Like nearly every sector of the U.S. economy, the insurance industry, including insurance carriers, agents, brokers, adjusters, and other licensees, is being severely affected by the COVID-19 outbreak. Beginning in early March, state governors, health departments, insurance commissioners, and other regulatory authorities began issuing orders imposing local and state restrictions on certain commercial activities. Although this situation remains fluid and will continue to change, insurance services remain an essential business, subject to some limitations in certain jurisdictions.
The Financial Services Sector has been designated as one of the 16 essential critical infrastructure sectors by the Department of Homeland Security’s Cybersecurity & Infrastructure Security Agency (CISA) in its March 19, 2020 and March 28, 2020 (UPDATED) guidance. The CISA guidance reiterated the essential nature of financial services personnel, including: “Workers who are needed to process and maintain systems for processing financial transactions and services (e.g., payment, clearing and settlement; wholesale funding; insurance services; and capital markets activities).”
Many state and local jurisdictions have adopted the CISA guidance as a model when determining essential business operations; however, not all jurisdictions have been clear in this regard. Notwithstanding that some jurisdictions have not expressly adopted the CISA guidance in their orders, most expressly define “Essential Business” to include insurance services.
In addition to state orders mandating the closure of non-essential business activities, many state insurance commissioners have issued orders that, among other things, encourage, and in some cases mandate, that insurers provide their insureds with extended premium grace periods to eliminate cancellation and non-renewals of policies for failure to pay premium during the COVID-19 crisis.
We have been tracking state-level orders that could impact the insurance industry, including stay-at-home and premium grace period orders, and will continue to update in an effort to provide a resource for insurance carriers, agents, brokers, adjusters, and other insurance licensees to understand the current landscape and remain fully apprised of developments that will directly impact their business.
For more information about these orders and recommended steps, please contact the authors listed below. Foley will continue to keep you apprised of relevant developments.

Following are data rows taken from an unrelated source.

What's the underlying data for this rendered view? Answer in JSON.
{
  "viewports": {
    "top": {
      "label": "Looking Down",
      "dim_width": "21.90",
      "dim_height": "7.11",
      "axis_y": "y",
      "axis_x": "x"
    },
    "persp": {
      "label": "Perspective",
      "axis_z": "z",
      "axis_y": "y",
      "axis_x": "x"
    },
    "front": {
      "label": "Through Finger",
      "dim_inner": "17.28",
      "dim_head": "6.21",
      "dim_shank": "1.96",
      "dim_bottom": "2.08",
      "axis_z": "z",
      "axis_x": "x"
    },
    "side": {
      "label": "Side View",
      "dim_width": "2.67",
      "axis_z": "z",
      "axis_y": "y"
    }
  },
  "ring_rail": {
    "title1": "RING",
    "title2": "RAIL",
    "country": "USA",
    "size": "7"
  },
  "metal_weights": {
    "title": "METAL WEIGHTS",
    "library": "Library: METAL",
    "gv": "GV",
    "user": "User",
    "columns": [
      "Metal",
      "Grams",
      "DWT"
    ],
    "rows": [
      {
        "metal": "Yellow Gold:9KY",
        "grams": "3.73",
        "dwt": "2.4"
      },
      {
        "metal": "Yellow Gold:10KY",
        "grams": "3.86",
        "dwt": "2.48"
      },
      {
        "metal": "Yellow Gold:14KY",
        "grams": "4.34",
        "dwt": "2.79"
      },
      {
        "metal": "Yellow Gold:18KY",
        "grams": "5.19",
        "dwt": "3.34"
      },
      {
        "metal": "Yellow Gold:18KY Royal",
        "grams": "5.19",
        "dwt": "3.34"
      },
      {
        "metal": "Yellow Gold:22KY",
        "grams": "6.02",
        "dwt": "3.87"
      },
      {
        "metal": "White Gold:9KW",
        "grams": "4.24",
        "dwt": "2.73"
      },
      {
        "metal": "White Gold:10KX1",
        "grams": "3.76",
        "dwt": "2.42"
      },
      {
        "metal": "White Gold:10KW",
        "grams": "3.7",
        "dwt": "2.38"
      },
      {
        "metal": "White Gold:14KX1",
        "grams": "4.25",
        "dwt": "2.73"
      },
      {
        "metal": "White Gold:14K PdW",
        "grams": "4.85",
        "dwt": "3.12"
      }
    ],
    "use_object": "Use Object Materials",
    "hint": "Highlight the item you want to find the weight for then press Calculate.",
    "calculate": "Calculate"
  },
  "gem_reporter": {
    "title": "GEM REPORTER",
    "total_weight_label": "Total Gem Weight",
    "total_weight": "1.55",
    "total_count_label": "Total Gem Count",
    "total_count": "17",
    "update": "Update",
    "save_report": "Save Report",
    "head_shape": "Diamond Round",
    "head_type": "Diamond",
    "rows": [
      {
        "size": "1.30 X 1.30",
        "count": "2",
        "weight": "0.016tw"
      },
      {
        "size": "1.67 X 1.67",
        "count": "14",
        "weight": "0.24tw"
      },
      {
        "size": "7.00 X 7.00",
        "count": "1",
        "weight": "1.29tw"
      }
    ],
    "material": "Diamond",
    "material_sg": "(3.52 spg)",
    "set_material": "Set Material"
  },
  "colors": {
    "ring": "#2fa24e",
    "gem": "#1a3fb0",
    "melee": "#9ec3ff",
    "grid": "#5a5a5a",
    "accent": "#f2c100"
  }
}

Click here to visit Foley’s Coronavirus Resource Center for insights and resources to support your business during this challenging time. To receive this content directly in your inbox, click here and submit the form.